> _Source information_
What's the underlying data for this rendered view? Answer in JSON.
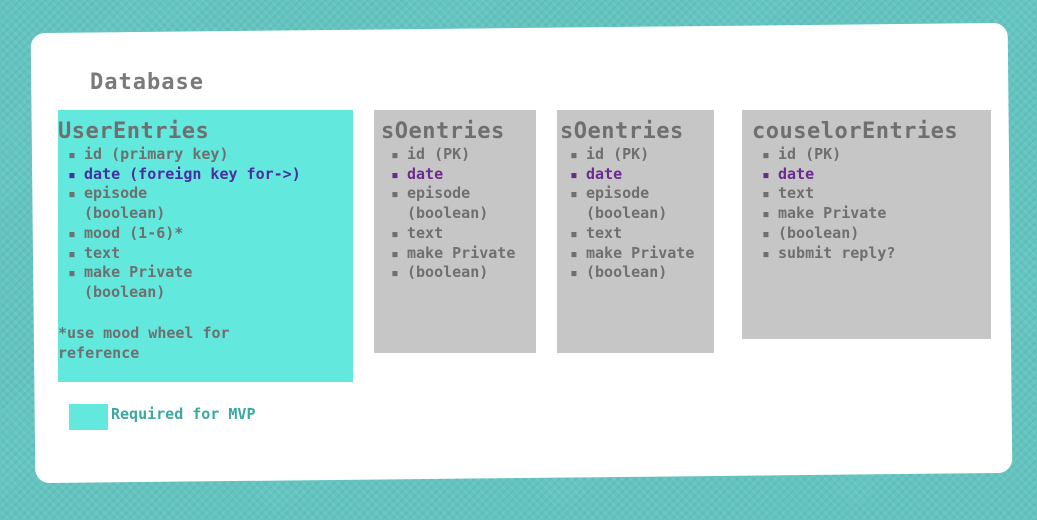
{
  "title": "Database",
  "tables": [
    {
      "name": "UserEntries",
      "fields": [
        {
          "text": "id (primary key)"
        },
        {
          "text": "date (foreign key for->)",
          "accent": true
        },
        {
          "text": "episode"
        },
        {
          "text": "(boolean)",
          "continuation": true
        },
        {
          "text": "mood (1-6)*"
        },
        {
          "text": "text"
        },
        {
          "text": "make Private"
        },
        {
          "text": "(boolean)",
          "continuation": true
        }
      ],
      "note": [
        "*use mood wheel for",
        "reference"
      ]
    },
    {
      "name": "sOentries",
      "fields": [
        {
          "text": "id (PK)"
        },
        {
          "text": "date",
          "accent": true
        },
        {
          "text": "episode"
        },
        {
          "text": "(boolean)",
          "continuation": true
        },
        {
          "text": "text"
        },
        {
          "text": "make Private"
        },
        {
          "text": "(boolean)"
        }
      ]
    },
    {
      "name": "sOentries",
      "fields": [
        {
          "text": "id (PK)"
        },
        {
          "text": "date",
          "accent": true
        },
        {
          "text": "episode"
        },
        {
          "text": "(boolean)",
          "continuation": true
        },
        {
          "text": "text"
        },
        {
          "text": "make Private"
        },
        {
          "text": "(boolean)"
        }
      ]
    },
    {
      "name": "couselorEntries",
      "fields": [
        {
          "text": "id (PK)"
        },
        {
          "text": "date",
          "accent": true
        },
        {
          "text": "text"
        },
        {
          "text": "make Private"
        },
        {
          "text": "(boolean)"
        },
        {
          "text": "submit reply?"
        }
      ]
    }
  ],
  "legend": {
    "label": "Required for MVP",
    "color": "#62e8dc"
  },
  "colors": {
    "teal_box": "#62e8dc",
    "grey_box": "#c6c6c6",
    "accent_purple": "#6b2a8f",
    "accent_indigo": "#4a2ea0",
    "text_grey": "#6f6f6f"
  }
}
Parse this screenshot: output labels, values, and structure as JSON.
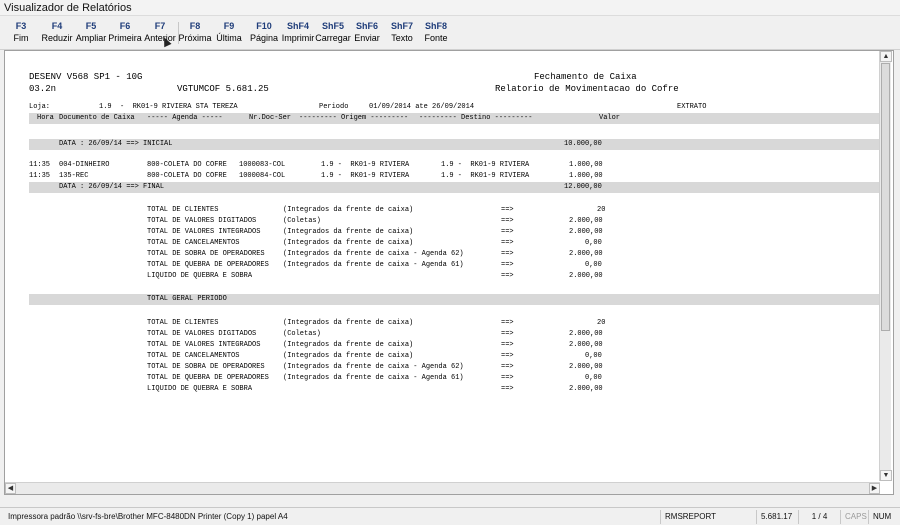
{
  "window": {
    "title": "Visualizador de Relatórios"
  },
  "toolbar": {
    "buttons": [
      {
        "key": "F3",
        "label": "Fim"
      },
      {
        "key": "F4",
        "label": "Reduzir"
      },
      {
        "key": "F5",
        "label": "Ampliar"
      },
      {
        "key": "F6",
        "label": "Primeira"
      },
      {
        "key": "F7",
        "label": "Anterior"
      },
      {
        "key": "F8",
        "label": "Próxima"
      },
      {
        "key": "F9",
        "label": "Última"
      },
      {
        "key": "F10",
        "label": "Página"
      },
      {
        "key": "ShF4",
        "label": "Imprimir"
      },
      {
        "key": "ShF5",
        "label": "Carregar"
      },
      {
        "key": "ShF6",
        "label": "Enviar"
      },
      {
        "key": "ShF7",
        "label": "Texto"
      },
      {
        "key": "ShF8",
        "label": "Fonte"
      }
    ]
  },
  "report": {
    "header": {
      "system": "DESENV V568 SP1 - 10G",
      "title": "Fechamento de Caixa",
      "version_code": "03.2n",
      "program": "VGTUMCOF 5.681.25",
      "subtitle": "Relatorio de Movimentacao do Cofre"
    },
    "filter": {
      "loja_label": "Loja:",
      "loja_value": "1.9  -  RK01-9 RIVIERA STA TEREZA",
      "periodo_label": "Periodo",
      "periodo_value": "01/09/2014 ate 26/09/2014",
      "tipo": "EXTRATO"
    },
    "columns": {
      "hora": "Hora",
      "documento": "Documento de Caixa",
      "agenda": "----- Agenda -----",
      "nrdoc": "Nr.Doc-Ser",
      "origem": "--------- Origem ---------",
      "destino": "--------- Destino ---------",
      "valor": "Valor"
    },
    "inicial": {
      "label": "DATA : 26/09/14 ==> INICIAL",
      "valor": "10.000,00"
    },
    "rows": [
      {
        "hora": "11:35",
        "documento": "004-DINHEIRO",
        "agenda": "800-COLETA DO COFRE",
        "nrdoc": "1000083-COL",
        "origem": "1.9 -  RK01-9 RIVIERA",
        "destino": "1.9 -  RK01-9 RIVIERA",
        "valor": "1.000,00"
      },
      {
        "hora": "11:35",
        "documento": "135-REC",
        "agenda": "800-COLETA DO COFRE",
        "nrdoc": "1000084-COL",
        "origem": "1.9 -  RK01-9 RIVIERA",
        "destino": "1.9 -  RK01-9 RIVIERA",
        "valor": "1.000,00"
      }
    ],
    "final": {
      "label": "DATA : 26/09/14 ==> FINAL",
      "valor": "12.000,00"
    },
    "totals_day": [
      {
        "label": "TOTAL DE CLIENTES",
        "desc": "(Integrados da frente de caixa)",
        "arrow": "==>",
        "valor": "20"
      },
      {
        "label": "TOTAL DE VALORES DIGITADOS",
        "desc": "(Coletas)",
        "arrow": "==>",
        "valor": "2.000,00"
      },
      {
        "label": "TOTAL DE VALORES INTEGRADOS",
        "desc": "(Integrados da frente de caixa)",
        "arrow": "==>",
        "valor": "2.000,00"
      },
      {
        "label": "TOTAL DE CANCELAMENTOS",
        "desc": "(Integrados da frente de caixa)",
        "arrow": "==>",
        "valor": "0,00"
      },
      {
        "label": "TOTAL DE SOBRA DE OPERADORES",
        "desc": "(Integrados da frente de caixa - Agenda 62)",
        "arrow": "==>",
        "valor": "2.000,00"
      },
      {
        "label": "TOTAL DE QUEBRA DE OPERADORES",
        "desc": "(Integrados da frente de caixa - Agenda 61)",
        "arrow": "==>",
        "valor": "0,00"
      },
      {
        "label": "LIQUIDO DE QUEBRA E SOBRA",
        "desc": "",
        "arrow": "==>",
        "valor": "2.000,00"
      }
    ],
    "geral_label": "TOTAL GERAL PERIODO",
    "totals_geral": [
      {
        "label": "TOTAL DE CLIENTES",
        "desc": "(Integrados da frente de caixa)",
        "arrow": "==>",
        "valor": "20"
      },
      {
        "label": "TOTAL DE VALORES DIGITADOS",
        "desc": "(Coletas)",
        "arrow": "==>",
        "valor": "2.000,00"
      },
      {
        "label": "TOTAL DE VALORES INTEGRADOS",
        "desc": "(Integrados da frente de caixa)",
        "arrow": "==>",
        "valor": "2.000,00"
      },
      {
        "label": "TOTAL DE CANCELAMENTOS",
        "desc": "(Integrados da frente de caixa)",
        "arrow": "==>",
        "valor": "0,00"
      },
      {
        "label": "TOTAL DE SOBRA DE OPERADORES",
        "desc": "(Integrados da frente de caixa - Agenda 62)",
        "arrow": "==>",
        "valor": "2.000,00"
      },
      {
        "label": "TOTAL DE QUEBRA DE OPERADORES",
        "desc": "(Integrados da frente de caixa - Agenda 61)",
        "arrow": "==>",
        "valor": "0,00"
      },
      {
        "label": "LIQUIDO DE QUEBRA E SOBRA",
        "desc": "",
        "arrow": "==>",
        "valor": "2.000,00"
      }
    ]
  },
  "status": {
    "printer": "Impressora padrão \\\\srv-fs-bre\\Brother MFC-8480DN Printer (Copy 1) papel A4",
    "report_name": "RMSREPORT",
    "version": "5.681.17",
    "page": "1 / 4",
    "caps": "CAPS",
    "num": "NUM"
  }
}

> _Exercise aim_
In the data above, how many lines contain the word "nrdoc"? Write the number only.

> _Response area_
3